1. This is only Part One of the exhibition
For the first time, this year’s Costume Institute exhibition is being divided into two separate parts. Part One, which opens on September 18, is located in the Anna Wintour Costume Center and uses the organizing principle of a patchwork quilt. Around 100 men’s and women’s ensembles (but mostly women’s) are on display and are organized into 12 sections exploring what the show is calling the “defining emotional qualities” of American fashion. Those sections are: “Nostalgia,” “Belonging,” “Delight,” “Joy,” “Wonder,” “Affinity,” “Confidence,” “Strength,” “Desire,” “Assurance,” “Comfort,” and “Consciousness.” Wondering which category a garment belongs to? Don’t worry, you’ll know. Giant word bubbles located above each dress are pretty clear on the matter.
2. It’s a lot smaller than you’re probably expecting
If you’re accustomed to seeing the blockbuster fashion exhibitions of the Met’s past, this show might come as a bit of a surprise. It’s mainly located in one, relatively small room and features various dresses, simply located in plain white boxes. The exhibition is a lot less theatrical than past outings, but the simplicity provides a rather pleasant interactive experience with nothing much separating you from the clothes. If you’re looking for more, stay tuned for Part Two of the show which will open in May and be accompanied by, you guessed it, another Met Gala to celebrate the additional displays.
3. It takes the “Lexicon” concept seriously
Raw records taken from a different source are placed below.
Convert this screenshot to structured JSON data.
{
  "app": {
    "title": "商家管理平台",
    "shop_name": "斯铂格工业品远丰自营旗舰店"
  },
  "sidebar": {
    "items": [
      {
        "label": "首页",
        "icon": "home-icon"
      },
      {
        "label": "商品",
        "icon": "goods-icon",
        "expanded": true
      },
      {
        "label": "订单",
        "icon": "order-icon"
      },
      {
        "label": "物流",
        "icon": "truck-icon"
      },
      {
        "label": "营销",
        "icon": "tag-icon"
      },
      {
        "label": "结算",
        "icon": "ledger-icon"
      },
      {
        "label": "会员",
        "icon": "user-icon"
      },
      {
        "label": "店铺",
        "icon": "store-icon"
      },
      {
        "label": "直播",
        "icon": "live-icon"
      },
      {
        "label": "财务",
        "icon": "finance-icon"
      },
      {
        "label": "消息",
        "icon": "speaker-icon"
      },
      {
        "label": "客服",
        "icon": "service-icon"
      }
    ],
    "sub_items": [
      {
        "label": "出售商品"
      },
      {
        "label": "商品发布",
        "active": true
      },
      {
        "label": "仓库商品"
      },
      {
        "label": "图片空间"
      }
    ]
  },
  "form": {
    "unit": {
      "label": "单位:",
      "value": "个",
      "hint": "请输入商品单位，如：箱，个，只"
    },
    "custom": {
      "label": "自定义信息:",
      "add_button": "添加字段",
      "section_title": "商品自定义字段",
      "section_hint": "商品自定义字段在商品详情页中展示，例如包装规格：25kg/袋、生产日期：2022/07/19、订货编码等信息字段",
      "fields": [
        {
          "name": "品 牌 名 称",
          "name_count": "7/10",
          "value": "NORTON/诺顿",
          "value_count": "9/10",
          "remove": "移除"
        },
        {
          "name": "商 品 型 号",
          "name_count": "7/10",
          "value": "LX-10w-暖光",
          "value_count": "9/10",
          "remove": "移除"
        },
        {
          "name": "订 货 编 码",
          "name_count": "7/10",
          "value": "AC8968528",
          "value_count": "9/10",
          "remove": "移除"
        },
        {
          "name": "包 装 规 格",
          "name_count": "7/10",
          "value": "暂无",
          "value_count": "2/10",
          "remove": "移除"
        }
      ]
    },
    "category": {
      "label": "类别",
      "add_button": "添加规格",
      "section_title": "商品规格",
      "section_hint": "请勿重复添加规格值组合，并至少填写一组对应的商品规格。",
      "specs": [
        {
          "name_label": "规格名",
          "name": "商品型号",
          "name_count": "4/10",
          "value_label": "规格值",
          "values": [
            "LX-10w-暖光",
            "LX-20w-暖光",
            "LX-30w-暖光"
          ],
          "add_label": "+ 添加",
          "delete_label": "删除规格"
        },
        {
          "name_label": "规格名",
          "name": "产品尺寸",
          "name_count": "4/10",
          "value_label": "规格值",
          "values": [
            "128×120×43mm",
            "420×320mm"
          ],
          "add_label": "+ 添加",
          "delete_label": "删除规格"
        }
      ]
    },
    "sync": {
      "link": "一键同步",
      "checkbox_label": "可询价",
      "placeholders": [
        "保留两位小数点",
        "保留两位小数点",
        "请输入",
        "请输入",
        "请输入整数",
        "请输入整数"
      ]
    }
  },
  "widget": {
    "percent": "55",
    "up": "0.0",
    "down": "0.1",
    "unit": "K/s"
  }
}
In addition to the aforementioned “word bubbles,” the exhibition is largely focused on the words and concepts employed to categorize American fashion. It’s as much about the clothing as it is about the language and ideas used to describe it. Part Two of the exhibition, which will be staged in the American Wing, will focus more on the stories and narratives surrounding fashion related to the U.S., and it will feature garments staged in the museum’s iconic period rooms.
4. There’s a lot of red, white and blue
You’re gonna see a lot of flags.
5. There are standout pieces even in this smaller show
One of the cool things about Part One of the “In America” exhibition is that since it will be on view for a full year, the garments on display will be changed and moved around over time. As a result, you’ll want to swing by to check out a few stand-out items that are currently on display for the exhibition’s opening including a plaid silk taffeta ball gown by Christopher John Rogers, a mermaid dress by Claude Kameni and a panniered dress of deadstock fabric by Hillary Taymour for Collina Strada. Overall, the show will have you thinking about what America represents as a country and an ideal as much as how it’s defined by the fashion most closely associated with it.